By Benjamin Franklin Martin
The Habsburg Empire disintegrated at the end of World War I, leaving much of Central and Eastern Europe divided into “successor states”: Austria, Hungary, Poland, Czechoslovakia, Romania, and Yugoslavia. Their history during the 1920s and 1930s—factional, chaotic, and authoritarian—evoked sympathy for a regime that had, however haphazardly, maintained stability and a relative peace among the many ethnic groups now divided and quarreling.

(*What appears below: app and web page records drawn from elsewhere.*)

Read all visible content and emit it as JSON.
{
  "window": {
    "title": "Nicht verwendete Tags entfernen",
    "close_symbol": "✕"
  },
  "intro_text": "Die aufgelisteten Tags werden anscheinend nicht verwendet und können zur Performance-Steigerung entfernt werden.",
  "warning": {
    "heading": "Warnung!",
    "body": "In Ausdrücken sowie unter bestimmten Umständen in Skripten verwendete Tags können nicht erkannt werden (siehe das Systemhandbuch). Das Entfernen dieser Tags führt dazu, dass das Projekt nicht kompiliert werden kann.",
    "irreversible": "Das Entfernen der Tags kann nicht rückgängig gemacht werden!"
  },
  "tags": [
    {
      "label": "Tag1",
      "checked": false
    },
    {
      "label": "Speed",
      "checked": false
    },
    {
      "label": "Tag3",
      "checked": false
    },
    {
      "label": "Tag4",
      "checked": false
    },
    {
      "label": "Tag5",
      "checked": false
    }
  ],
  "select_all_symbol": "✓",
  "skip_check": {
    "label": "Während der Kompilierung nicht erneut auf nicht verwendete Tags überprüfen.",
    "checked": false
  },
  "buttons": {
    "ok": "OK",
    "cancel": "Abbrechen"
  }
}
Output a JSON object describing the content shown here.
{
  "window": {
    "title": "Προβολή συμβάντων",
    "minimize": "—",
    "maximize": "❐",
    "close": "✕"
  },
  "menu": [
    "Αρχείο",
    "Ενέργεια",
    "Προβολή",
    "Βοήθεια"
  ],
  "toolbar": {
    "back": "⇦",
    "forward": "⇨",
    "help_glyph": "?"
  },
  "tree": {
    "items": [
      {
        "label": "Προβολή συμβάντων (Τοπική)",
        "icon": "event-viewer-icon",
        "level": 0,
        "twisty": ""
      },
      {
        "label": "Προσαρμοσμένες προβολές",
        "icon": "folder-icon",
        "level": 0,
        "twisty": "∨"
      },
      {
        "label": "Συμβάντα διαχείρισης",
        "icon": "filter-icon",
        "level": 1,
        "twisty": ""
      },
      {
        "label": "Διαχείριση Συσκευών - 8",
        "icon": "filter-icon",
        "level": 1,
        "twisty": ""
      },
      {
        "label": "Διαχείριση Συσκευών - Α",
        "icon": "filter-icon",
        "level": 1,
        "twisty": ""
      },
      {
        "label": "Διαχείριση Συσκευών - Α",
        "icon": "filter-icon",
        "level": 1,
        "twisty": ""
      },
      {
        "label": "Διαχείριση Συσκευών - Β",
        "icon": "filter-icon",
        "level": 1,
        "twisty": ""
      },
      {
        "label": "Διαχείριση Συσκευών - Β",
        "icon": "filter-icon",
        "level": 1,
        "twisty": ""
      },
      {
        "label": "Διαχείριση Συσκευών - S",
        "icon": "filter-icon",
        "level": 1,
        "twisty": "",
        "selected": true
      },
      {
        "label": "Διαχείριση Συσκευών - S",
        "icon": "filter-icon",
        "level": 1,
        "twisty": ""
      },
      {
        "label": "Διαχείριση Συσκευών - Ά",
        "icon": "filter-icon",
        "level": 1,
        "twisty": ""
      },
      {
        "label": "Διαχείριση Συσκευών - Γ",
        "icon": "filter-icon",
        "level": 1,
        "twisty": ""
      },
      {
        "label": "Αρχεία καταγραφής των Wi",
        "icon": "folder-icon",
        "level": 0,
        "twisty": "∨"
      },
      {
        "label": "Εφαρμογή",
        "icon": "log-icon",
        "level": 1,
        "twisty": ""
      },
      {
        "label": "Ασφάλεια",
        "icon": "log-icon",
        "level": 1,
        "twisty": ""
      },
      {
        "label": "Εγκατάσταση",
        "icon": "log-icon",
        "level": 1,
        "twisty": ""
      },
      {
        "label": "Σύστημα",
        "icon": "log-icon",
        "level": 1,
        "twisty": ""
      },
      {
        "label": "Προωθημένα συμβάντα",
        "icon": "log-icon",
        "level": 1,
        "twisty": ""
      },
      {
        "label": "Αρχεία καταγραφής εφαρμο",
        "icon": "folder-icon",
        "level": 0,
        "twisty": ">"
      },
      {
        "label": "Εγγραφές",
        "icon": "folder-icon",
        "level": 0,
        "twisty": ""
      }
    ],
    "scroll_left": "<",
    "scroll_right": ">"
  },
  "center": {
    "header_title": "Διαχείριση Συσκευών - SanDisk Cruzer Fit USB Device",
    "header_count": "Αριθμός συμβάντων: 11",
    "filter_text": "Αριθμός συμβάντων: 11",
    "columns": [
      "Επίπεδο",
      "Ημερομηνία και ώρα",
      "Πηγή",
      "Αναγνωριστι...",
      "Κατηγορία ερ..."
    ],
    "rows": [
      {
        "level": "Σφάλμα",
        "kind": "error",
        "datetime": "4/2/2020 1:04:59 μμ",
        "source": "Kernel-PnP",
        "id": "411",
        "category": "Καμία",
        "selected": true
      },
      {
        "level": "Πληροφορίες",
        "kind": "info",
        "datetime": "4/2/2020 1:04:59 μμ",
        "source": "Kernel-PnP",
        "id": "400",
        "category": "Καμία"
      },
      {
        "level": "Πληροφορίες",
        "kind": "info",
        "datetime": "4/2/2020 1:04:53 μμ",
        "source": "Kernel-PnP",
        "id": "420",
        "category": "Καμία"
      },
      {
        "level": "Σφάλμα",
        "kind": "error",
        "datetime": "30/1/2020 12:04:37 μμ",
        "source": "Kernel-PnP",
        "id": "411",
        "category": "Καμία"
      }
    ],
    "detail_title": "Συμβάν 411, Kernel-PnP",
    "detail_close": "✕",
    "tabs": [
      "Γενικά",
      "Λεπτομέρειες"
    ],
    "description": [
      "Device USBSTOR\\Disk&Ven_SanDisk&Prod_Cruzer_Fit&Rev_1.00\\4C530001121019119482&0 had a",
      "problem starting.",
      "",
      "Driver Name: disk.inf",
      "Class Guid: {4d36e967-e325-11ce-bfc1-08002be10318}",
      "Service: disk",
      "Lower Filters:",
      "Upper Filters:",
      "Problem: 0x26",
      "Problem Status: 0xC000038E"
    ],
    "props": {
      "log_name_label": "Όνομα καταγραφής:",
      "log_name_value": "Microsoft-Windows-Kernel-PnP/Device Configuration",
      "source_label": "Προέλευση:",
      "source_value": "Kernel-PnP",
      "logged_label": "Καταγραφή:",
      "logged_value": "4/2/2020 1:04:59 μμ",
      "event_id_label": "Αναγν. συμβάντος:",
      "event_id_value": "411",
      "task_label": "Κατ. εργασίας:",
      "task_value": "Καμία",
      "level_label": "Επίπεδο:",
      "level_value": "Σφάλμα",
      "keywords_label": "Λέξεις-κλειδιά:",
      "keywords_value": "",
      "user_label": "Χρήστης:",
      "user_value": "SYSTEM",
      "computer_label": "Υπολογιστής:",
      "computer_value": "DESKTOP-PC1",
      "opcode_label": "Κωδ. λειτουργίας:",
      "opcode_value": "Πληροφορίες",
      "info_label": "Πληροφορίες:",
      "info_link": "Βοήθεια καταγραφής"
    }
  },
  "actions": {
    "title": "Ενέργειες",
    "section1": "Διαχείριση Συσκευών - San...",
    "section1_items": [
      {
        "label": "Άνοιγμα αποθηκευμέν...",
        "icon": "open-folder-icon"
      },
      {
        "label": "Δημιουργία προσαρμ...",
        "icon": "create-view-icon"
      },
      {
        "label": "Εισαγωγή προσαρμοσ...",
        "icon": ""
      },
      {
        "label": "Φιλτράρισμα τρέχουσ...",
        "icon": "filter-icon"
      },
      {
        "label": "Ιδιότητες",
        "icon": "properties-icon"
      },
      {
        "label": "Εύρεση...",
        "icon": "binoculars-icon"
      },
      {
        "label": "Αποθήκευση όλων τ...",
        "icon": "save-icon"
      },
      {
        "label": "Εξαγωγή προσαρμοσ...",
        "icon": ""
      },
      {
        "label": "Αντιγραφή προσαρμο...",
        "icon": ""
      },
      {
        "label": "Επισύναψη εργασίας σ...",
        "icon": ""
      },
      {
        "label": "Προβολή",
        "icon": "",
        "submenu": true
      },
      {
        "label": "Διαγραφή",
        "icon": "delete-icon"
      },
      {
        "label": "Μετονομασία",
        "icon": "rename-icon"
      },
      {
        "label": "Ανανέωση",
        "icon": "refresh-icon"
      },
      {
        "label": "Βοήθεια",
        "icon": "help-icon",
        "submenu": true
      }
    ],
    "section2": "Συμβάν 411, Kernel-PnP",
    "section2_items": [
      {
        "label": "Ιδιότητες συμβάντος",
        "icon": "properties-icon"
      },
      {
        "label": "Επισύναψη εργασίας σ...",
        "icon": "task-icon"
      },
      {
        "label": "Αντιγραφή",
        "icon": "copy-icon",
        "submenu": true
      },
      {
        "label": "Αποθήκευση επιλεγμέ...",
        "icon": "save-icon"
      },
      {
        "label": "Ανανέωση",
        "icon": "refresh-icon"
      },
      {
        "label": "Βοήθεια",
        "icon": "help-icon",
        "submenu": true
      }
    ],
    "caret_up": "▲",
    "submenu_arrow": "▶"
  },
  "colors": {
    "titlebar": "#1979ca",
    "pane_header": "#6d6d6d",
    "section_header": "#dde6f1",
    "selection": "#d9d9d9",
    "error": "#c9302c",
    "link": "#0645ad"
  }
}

Was the collapse of the Habsburg Empire inevitable? Traditional historiography has portrayed it as “a doomed anachronism.” In this long rebuttal, Pieter M. Judson (ΦBK, Swarthmore College, 1978) argues that the empire “crucially stabilized and coordinated heterogeneous desires, needs, and practices” and that it “celebrated the diversity of its peoples in its own terms, casting this diversity as a strength that benefitted all its citizens.” Indeed, the empire’s very laws were often retained by the successor states which were themselves mini-empires, all of them having a similar multiplicity of languages, customs, and religions.
For Judson, the foundations for the Habsburg Empire’s long success were laid by Maria Theresa and Joseph II during the eighteenth century as they imposed over their diverse lands the common administration of a Rechsstaat, “a state that functioned according to the rule of law and not a ruler’s whim,” or the whim of the locally powerful. Over the long reign of Francis Joseph in the nineteenth century, railroads, increasing literacy, near-universal military service for males, and the slow expansion of suffrage pulled these disparate lands closer together.
But too slowly: for the siren call of nationalism had taken hold in Europe and especially within the Habsburg Empire, where no ethnic group was a majority. Judson insists that nationalists among every group stirred up differences that might otherwise have remained inconsequential, and he rightly notes that the goal of the nationalists was much more often autonomy within the empire rather than independence from it.
However, Judson largely passes over the many foreign policy mistakes by the Habsburg Empire, from the armed neutrality of the Crimean War in 1854 to the declaration of war against Serbia in 1914, and their proof of failures by the dynasty and the government. Perhaps greater clarity about motive and execution might have come from a closer examination of the empire’s leading personalities. Certainly, Judson’s rehabilitation of the Habsburg Empire has merit, but he has a long historiography to refute. Perhaps the book’s greatest contribution is encouraging readers to take on the problems and issues Judson raises.
Benjamin Franklin Martin (ΦΒΚ, Davidson College, 1969) is the Price Professor of History at Louisiana State University and a resident member of the Beta of Louisiana Chapter of Phi Beta Kappa.